The woody climbers include Toddalia asiatica, Scutia circumcissa, Zizyphus oenoplia, Pterolobium hexapetalum, Carissa congesta, Ichnocarpus frutescens, Tylophora cordifolia, Gymnema sylvestre, Argyreia speciosa, Lettsonia aggregata and Plecospermum spinosum.
The families in the garden are laid out according to Bentham and Hooker's system. Block A1is earmarked for Medicinal Plants, Block A2 starts with Ranunculaceae and Block A10 has Monocots and Gymnosperms. The total number of plant species are a staggering 600.
The Herbarium has 3,000 species. Nearby is the Sanjeevini Vana, a garden exclusively devoted to the maintenance of medicinal and aromatic plants.
The Vana is maintained by the Division of Horticulture and is one of the few such gardens in the state. More than 300 different plant species can be seen here along with information on their occurrence, distribution, propagation and medicinal use.
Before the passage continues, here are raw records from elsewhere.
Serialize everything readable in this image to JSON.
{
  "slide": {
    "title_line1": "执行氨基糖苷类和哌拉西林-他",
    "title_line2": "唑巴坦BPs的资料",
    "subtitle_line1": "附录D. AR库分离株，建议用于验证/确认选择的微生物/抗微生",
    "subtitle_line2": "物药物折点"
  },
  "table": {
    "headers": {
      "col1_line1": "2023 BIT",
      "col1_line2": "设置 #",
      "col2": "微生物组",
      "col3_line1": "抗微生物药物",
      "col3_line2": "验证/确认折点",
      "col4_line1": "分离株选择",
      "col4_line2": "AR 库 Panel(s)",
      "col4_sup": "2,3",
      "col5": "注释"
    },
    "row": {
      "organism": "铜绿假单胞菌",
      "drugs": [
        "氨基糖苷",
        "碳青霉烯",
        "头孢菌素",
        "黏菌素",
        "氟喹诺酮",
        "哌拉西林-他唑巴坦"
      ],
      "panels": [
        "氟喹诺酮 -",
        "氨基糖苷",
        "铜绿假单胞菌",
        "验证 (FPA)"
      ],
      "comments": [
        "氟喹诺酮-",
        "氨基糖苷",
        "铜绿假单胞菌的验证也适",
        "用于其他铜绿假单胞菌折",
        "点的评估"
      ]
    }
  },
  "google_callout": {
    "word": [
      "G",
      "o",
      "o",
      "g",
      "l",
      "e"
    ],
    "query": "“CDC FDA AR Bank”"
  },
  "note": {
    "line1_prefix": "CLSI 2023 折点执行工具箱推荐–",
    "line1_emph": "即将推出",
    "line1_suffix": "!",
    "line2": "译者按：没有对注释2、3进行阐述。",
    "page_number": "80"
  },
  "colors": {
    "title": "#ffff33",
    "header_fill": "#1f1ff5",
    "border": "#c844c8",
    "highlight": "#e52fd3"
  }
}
The Government of India supported a project in the garden called “Ex situ Conservation and multiplication of rare, threatened, endangered and endemic plants of South India” in 1996-1997 to provide basic facilities such as a greenhouse, pond environment and other equipment.
There is an entrance fee for visitors who have to take prior permission from the GKVK authorities.

1 comment:

  1. This place is really a place for inspiration. Lalbagh Botanical Garden in Bangalore is an internationally renowned centre for botanical artwork, scientific study of plants and also conservation of plants. Check out timings, entry fee, best time to visit, all details of Lal Bagh Botanical Garden also.